We quickly headed for the Aerospace Training Facility — one of the signature academies established at 12 area high schools over the past four years. The aerospace academy was clearly designed with an eye toward preparing students for jobs in Mobile’s burgeoning aircraft industry, and I have to say despite my cynicism it was impressive.
Students were working on computers drafting aerodynamic designs, putting rivets in the outer shell of an actual commercial passenger jet and tinkering with an actual jet engine. They checked tools in and out of the tool shop and seemed genuinely excited to talk about what they were doing.
Yes, it was definitely a dog and pony show meant to impress, but it did. I had heard about these academies but never seen one up close, and certainly B.C. Rain’s Aerospace Training Facility was far more advanced that I would have imagined. But the really impressive thing was talking to the students and asking them what the academy means to them.
Most of the students I spoke with are convinced they want a career in the aerospace field and are optimistic about the prospects. It certainly seemed to me that regardless of what the tests said, B.C. Rain is meeting some pretty important student needs with the success of that academy.
The students let Jason and me take a couple of turns on the flight simulator, crashing digital Blue Angels and 747s into crowded virtual neighborhoods — Oh the humanity! — before we jumped on Interstate 10 for the trip to Theodore. There we met Superintendent Peek and Principal Chip Menton. Somehow or another — probably because I don’t get out of my chair enough — I’d never met Peek in person, so I was curious how she’d address my offending column.
After she made me write, “I will not ever question MCPSS statistics again” 500 times on a chalkboard, everything was good. Whew!
Menton took us on a tour of his school, professing to being rather shell-shocked Theodore had landed on the failing schools list. Theodore is the only Mobile County school on the list that has a poverty rate of less than 50 percent, so they’re not in familiar territory.
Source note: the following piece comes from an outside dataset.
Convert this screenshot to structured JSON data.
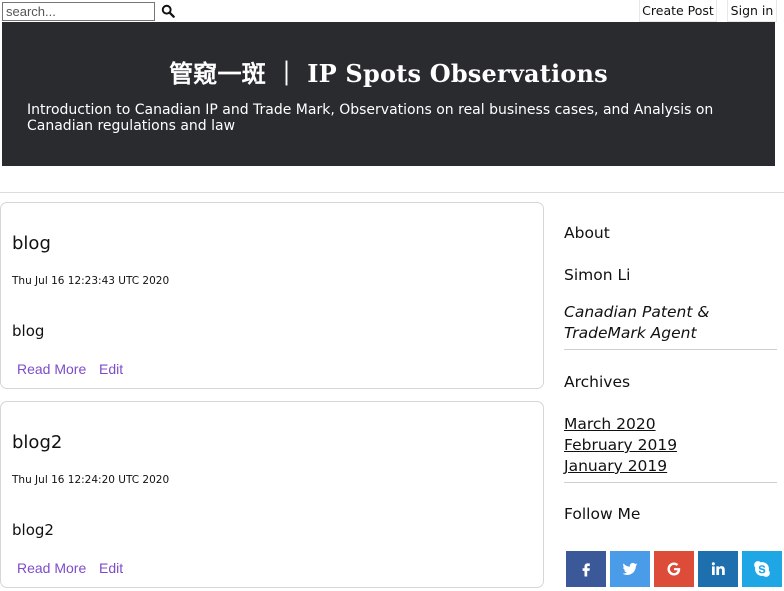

He and Peek showed us through Theodore’s various academies — they have them for engineering, dentistry, nursing, marketing, arts and humanities, business and leadership. While we didn’t visit all of these, the nursing and dental academies were full of students who seemed engaged and active. And they also featured some creepy “patient” dolls and disembodied heads for dental work. There was even a dental chair, but I passed up an opportunity for a quick checkup.
At the end of the tour, Peek asked, in a way a teacher might ask a young student, “Well, did you learn anything today that changed your mind?” I said I hadn’t, because I’m still not convinced our skyrocketing graduation rates go hand-in-hand with a skyrocketing level of proficiency, and aren’t just making the system and state look better when the kids aren’t really learning more. But maybe that short answer is a bit harsh.
A quick trip around a couple of high schools isn’t going to wipe away questions about just how much our students are learning and whether the people graduating in the middle to low end of each class are really ready for college or work, but I did come away feeling like even some of these “failing” schools are doing work that is beneficial to a lot of students and will have a lasting effect on their lives.
Despite the endless wrangling over how exactly we measure whether MCPSS is pumping out well-educated students, it does look like even in some of our “failing” schools Peek and her employees are accomplishing things of which they can be very proud.